In the letter, the Japanese government says it is representing the needs of businesses that have invested heavily in Britain with a view of trading with the rest of the EU. The Nissan car factory in Washington, County Durham, for example, exports over eighty percent of the cars that it produces.
The new Hitachi train plant in Newton Aycliffe is manufacturing trains for Britain, but plans to compete with Siemens of Germany for contracts across Europe.
While making it clear that it respects the will of the British electorate, the letter clearly states that for Japanese companies to be able to continue operating in the UK, arrangements will need to be made for free access to the EU market.
If trade barriers were re-introduced, it is likely that the exodus of jobs from the UK to mainland Europe would begin with Japanese companies, soon to be followed by multinational corporations from the United States, South Korea and other parts of the world too.
Put simply, it looks glaringly likely that unemployment would go through the roof if Britain were unable to sign a free trade deal with the EU after Brexit.

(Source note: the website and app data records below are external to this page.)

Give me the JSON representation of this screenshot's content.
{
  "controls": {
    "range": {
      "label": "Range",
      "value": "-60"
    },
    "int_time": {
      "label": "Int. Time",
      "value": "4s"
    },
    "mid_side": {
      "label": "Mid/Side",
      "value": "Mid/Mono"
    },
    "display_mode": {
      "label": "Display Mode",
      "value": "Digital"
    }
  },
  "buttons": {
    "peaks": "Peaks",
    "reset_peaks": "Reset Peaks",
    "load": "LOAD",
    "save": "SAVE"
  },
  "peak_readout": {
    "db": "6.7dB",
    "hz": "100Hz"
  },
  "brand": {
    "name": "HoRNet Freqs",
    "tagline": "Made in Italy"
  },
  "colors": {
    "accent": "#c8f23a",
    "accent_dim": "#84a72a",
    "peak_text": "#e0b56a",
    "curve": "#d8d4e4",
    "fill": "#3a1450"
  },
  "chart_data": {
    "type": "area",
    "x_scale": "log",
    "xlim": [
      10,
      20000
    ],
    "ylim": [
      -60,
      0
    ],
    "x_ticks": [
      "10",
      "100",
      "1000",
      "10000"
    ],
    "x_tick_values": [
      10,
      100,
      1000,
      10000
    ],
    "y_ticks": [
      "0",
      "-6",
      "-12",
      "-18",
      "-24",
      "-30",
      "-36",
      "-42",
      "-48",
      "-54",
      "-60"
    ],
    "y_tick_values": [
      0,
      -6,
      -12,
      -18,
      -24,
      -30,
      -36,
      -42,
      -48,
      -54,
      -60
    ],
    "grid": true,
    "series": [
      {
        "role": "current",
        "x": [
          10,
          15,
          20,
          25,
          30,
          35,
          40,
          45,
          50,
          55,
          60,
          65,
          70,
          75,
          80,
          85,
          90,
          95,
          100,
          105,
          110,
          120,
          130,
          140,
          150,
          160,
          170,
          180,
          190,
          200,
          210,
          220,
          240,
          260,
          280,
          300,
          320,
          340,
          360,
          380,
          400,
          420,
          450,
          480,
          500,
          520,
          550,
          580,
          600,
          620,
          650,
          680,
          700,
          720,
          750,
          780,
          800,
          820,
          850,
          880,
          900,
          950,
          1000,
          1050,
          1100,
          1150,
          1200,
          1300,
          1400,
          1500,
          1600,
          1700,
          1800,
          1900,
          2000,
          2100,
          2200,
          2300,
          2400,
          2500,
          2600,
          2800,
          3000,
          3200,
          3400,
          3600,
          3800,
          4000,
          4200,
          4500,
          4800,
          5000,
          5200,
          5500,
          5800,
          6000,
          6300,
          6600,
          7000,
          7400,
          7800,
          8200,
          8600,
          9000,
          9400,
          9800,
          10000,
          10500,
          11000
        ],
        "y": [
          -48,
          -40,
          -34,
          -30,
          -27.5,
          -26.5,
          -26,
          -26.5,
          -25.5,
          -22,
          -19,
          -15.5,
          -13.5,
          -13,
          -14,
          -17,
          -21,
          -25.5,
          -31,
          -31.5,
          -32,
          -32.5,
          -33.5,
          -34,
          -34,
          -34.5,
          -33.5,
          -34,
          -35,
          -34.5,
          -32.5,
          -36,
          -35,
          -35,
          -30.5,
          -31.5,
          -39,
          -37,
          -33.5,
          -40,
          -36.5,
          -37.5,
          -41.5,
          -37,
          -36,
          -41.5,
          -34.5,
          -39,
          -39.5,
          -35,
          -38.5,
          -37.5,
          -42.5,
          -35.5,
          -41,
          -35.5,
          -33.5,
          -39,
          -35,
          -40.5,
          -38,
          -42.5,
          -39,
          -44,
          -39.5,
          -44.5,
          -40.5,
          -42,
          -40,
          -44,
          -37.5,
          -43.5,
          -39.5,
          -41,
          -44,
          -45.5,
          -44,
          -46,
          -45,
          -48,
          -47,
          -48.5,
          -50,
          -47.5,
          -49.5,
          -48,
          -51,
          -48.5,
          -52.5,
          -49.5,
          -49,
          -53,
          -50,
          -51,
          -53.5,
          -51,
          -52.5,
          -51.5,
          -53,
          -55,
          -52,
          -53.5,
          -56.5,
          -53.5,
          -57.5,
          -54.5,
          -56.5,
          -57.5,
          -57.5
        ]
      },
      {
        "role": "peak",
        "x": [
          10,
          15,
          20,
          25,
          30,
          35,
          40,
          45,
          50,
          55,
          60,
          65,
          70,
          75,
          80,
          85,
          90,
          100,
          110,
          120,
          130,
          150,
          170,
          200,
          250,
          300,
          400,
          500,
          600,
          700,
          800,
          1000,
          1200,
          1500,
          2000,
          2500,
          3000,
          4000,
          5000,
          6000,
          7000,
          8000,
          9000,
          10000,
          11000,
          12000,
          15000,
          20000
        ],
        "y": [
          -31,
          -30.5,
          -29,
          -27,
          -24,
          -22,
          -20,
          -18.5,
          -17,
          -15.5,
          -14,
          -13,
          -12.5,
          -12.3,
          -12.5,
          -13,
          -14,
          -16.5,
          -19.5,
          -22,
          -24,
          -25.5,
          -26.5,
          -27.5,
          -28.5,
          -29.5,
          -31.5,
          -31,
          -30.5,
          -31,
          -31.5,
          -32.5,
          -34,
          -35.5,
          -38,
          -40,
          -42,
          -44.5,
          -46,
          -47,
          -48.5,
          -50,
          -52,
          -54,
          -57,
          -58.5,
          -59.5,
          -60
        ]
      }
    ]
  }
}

US quick trade deal unlikely
People who thought there would be a quick trade deal with the United States after Brexit are likely to be in for a huge disappointment.
US President Barack Obama said this weekend that the United States and United Kingdom will need to do everything they can to make sure strong trade links do not begin ‘unravelling’ after Britain leaves the EU.
Mr. Obama stood by his pre-referendum comments that Britain was now at the ‘back of the queue’ for trade talks.
In a press conference at the G20 Summit in China, standing alongside Mrs. May, Mr. Obama said US trade negotiations with the EU was his administration’s priority.
Regarding Britain’s and America’s business relations, Mr. Obama said:
“We have a lot of investment, including British companies in the United States and US companies in the United Kingdon. That’s not going to stop. We’re going to do everything we can to make sure that the consequences of the [Brexit] decision don’t end up unravelling what is already a very strong and robust economic relationship.”
Mr. Obama said negotiations on the controversial Transatlantic Trade and Investment Partnership could not be set aside – they are ongoing.
Regarding Britain’s participation in the EU, Mr. Obama said:
“It is absolutely true that I believe pre-Brexit vote and post-Brexit vote that the world benefitted enormously from the United Kingdom’s participation in the EU.”
“But I also said at the time [of making the comment] that ultimately this was a decision for the British people.”
Mrs. May said:
“The UK has always been a strong partner for the US and that will remain to be the case. We have a thriving economic relationship.”
“British business export twice as much to the United States as they do to our next largest market and the United States is the largest inward investor in Britain with total investments providing more than one million jobs.”
Video – UK at back of queue
President Barack Obama explains that for the United States, negotiating a free trade deal with the EU matters more than one with the UK at the moment.